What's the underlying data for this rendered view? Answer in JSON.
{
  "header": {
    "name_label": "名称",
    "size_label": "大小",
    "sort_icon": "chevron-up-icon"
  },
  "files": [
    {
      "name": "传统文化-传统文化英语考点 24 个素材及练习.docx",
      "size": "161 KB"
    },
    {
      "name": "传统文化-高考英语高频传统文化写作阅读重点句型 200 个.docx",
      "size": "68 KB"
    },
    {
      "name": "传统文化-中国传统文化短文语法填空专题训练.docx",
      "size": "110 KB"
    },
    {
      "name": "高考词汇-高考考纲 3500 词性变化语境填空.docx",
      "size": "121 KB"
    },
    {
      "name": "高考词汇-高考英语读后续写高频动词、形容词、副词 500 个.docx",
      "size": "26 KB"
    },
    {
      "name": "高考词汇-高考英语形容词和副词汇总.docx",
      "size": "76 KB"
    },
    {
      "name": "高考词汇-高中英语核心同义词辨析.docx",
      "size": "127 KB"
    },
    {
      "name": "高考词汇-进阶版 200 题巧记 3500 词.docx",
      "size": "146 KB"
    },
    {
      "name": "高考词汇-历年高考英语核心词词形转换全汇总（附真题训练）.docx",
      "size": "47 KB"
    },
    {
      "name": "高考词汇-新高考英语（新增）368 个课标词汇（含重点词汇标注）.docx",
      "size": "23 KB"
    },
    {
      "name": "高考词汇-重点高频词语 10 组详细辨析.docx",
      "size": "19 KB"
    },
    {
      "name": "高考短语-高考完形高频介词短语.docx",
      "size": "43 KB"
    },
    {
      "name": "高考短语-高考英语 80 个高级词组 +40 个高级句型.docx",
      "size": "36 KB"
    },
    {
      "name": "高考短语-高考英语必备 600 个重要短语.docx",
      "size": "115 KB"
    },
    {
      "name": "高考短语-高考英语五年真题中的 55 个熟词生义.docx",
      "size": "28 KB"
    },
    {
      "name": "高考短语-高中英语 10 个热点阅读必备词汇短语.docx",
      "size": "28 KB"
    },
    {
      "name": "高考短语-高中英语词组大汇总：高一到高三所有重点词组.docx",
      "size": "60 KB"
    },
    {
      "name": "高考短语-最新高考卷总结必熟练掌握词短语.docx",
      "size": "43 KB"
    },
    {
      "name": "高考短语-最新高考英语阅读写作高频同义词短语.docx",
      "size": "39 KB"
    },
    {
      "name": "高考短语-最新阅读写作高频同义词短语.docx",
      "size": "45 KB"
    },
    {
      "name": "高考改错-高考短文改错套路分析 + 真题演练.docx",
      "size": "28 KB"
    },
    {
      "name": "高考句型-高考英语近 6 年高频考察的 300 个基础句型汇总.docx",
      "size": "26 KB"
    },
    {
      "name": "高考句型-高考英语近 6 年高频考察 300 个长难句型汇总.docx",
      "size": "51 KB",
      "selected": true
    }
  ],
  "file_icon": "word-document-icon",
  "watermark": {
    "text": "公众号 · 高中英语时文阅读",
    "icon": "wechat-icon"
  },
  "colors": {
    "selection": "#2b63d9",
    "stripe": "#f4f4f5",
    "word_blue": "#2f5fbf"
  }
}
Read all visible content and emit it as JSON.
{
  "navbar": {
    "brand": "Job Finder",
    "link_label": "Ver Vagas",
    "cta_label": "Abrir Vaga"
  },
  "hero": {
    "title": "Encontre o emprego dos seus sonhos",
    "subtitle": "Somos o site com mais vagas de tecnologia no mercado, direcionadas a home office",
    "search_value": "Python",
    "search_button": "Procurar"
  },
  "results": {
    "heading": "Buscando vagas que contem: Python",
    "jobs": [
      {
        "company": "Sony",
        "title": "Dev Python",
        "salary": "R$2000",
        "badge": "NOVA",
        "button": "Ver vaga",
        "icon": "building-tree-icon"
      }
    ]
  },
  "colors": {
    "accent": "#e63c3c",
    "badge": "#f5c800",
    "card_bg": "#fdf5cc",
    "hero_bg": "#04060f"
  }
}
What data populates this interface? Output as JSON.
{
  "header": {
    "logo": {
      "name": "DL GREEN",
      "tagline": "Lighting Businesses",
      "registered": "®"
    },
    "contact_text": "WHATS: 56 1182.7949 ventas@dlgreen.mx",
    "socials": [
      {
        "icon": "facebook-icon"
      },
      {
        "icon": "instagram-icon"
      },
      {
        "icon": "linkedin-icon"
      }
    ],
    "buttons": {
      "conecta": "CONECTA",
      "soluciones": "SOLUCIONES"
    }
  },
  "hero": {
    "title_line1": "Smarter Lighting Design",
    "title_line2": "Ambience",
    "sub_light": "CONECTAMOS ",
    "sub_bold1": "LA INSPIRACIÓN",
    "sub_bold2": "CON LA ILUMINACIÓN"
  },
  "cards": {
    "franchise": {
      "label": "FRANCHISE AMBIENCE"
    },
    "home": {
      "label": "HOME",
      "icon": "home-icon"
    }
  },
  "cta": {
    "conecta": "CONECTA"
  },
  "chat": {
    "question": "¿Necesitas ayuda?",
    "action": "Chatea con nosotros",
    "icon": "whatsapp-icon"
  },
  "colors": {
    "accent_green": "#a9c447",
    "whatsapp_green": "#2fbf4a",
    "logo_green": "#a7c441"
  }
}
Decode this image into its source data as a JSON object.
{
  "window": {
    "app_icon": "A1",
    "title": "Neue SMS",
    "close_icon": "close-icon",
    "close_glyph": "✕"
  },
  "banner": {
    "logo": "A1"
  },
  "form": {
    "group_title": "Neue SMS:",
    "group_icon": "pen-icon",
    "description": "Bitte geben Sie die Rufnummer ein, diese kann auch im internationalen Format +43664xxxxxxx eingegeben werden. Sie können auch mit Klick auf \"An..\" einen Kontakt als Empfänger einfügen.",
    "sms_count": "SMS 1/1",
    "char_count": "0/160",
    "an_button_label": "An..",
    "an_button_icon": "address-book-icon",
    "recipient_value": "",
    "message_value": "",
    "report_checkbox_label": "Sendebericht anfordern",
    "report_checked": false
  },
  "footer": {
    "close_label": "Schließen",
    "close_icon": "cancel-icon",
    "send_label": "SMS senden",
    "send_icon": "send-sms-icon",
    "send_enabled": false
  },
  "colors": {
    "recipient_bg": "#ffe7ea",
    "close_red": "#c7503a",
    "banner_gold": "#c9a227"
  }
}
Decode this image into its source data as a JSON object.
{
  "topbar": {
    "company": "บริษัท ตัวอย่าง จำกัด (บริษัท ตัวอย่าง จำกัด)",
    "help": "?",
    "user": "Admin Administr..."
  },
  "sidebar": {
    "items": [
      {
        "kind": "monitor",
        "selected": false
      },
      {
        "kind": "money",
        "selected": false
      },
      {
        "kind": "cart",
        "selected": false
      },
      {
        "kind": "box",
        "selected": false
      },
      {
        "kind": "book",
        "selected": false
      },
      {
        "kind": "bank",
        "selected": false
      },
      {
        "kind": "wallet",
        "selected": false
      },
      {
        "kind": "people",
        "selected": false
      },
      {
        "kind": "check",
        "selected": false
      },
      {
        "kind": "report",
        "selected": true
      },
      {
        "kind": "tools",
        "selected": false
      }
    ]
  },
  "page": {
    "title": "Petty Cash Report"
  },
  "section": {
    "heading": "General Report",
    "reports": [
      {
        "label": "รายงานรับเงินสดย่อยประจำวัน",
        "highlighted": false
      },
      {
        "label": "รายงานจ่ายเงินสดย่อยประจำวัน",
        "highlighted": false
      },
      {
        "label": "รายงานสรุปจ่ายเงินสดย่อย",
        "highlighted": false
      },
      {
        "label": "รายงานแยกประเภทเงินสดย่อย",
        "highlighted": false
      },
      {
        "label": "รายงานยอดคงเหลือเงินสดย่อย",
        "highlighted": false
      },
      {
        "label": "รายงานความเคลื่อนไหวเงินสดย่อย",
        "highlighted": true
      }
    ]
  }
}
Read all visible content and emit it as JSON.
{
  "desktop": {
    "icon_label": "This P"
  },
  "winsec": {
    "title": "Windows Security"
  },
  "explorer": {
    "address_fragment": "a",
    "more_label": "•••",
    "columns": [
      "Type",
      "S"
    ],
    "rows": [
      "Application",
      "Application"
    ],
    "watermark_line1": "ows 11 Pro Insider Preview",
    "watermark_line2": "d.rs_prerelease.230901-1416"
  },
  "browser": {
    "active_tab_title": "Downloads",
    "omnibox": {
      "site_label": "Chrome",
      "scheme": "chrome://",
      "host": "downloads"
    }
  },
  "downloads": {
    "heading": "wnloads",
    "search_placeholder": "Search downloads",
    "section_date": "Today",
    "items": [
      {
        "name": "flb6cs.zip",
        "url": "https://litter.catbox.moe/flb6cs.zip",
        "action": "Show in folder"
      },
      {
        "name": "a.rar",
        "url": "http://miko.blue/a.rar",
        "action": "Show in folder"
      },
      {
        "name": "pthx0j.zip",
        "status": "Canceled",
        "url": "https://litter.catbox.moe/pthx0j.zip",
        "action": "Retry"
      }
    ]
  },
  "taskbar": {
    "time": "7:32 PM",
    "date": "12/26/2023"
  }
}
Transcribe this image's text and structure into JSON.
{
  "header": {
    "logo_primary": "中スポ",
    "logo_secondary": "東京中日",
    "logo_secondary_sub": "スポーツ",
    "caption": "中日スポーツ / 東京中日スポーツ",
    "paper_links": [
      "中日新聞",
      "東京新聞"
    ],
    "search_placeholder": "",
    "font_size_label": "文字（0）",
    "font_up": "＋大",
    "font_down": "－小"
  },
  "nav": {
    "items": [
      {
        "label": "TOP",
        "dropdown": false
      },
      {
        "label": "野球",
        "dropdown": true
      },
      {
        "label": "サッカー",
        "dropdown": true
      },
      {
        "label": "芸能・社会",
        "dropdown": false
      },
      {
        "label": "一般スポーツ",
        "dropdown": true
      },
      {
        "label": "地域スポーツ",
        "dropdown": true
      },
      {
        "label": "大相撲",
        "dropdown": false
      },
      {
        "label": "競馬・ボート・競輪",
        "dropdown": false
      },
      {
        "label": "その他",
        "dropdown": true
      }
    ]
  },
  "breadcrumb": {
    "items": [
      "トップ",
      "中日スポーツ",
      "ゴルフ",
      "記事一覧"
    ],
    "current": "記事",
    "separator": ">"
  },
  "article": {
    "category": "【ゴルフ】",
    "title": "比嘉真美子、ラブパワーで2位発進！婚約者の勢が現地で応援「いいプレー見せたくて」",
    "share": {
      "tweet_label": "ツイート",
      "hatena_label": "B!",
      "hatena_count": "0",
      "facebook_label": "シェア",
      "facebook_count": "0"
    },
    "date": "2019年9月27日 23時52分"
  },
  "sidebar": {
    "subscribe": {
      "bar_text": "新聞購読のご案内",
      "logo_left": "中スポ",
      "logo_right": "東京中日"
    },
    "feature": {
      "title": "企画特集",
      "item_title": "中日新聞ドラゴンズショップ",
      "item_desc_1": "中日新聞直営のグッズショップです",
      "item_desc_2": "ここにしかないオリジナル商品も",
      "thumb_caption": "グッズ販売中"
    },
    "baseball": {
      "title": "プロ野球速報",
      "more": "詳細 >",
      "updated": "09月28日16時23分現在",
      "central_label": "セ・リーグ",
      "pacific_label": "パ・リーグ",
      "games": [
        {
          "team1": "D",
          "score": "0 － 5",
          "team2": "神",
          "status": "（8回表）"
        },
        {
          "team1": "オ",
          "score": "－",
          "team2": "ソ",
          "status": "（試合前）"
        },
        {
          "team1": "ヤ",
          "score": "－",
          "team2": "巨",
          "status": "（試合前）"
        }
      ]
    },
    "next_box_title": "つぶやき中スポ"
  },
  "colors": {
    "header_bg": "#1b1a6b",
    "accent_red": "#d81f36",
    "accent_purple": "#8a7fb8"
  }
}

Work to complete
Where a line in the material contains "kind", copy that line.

Task solution
        "kind": "monitor",
        "kind": "money",
        "kind": "cart",
        "kind": "box",
        "kind": "book",
        "kind": "bank",
        "kind": "wallet",
        "kind": "people",
        "kind": "check",
        "kind": "report",
        "kind": "tools",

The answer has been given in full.